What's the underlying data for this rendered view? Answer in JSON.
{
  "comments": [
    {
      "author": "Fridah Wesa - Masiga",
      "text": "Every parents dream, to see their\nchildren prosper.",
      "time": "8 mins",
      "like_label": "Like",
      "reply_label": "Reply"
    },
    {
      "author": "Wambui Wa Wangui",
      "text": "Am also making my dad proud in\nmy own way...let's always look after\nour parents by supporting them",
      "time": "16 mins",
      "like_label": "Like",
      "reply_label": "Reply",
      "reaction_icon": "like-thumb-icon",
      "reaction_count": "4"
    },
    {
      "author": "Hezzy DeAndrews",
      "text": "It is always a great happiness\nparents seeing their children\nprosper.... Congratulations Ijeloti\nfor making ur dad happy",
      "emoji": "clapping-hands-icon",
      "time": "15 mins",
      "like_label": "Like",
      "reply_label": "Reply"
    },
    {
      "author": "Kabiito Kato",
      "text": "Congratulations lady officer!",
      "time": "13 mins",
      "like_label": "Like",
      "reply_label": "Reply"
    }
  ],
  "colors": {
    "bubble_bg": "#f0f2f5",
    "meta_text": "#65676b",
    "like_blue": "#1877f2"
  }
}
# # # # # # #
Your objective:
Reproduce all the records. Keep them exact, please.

Response:
What's the underlying data for this rendered view? Answer in JSON.
{
  "comments": [
    {
      "author": "Fridah Wesa - Masiga",
      "text": "Every parents dream, to see their\nchildren prosper.",
      "time": "8 mins",
      "like_label": "Like",
      "reply_label": "Reply"
    },
    {
      "author": "Wambui Wa Wangui",
      "text": "Am also making my dad proud in\nmy own way...let's always look after\nour parents by supporting them",
      "time": "16 mins",
      "like_label": "Like",
      "reply_label": "Reply",
      "reaction_icon": "like-thumb-icon",
      "reaction_count": "4"
    },
    {
      "author": "Hezzy DeAndrews",
      "text": "It is always a great happiness\nparents seeing their children\nprosper.... Congratulations Ijeloti\nfor making ur dad happy",
      "emoji": "clapping-hands-icon",
      "time": "15 mins",
      "like_label": "Like",
      "reply_label": "Reply"
    },
    {
      "author": "Kabiito Kato",
      "text": "Congratulations lady officer!",
      "time": "13 mins",
      "like_label": "Like",
      "reply_label": "Reply"
    }
  ],
  "colors": {
    "bubble_bg": "#f0f2f5",
    "meta_text": "#65676b",
    "like_blue": "#1877f2"
  }
}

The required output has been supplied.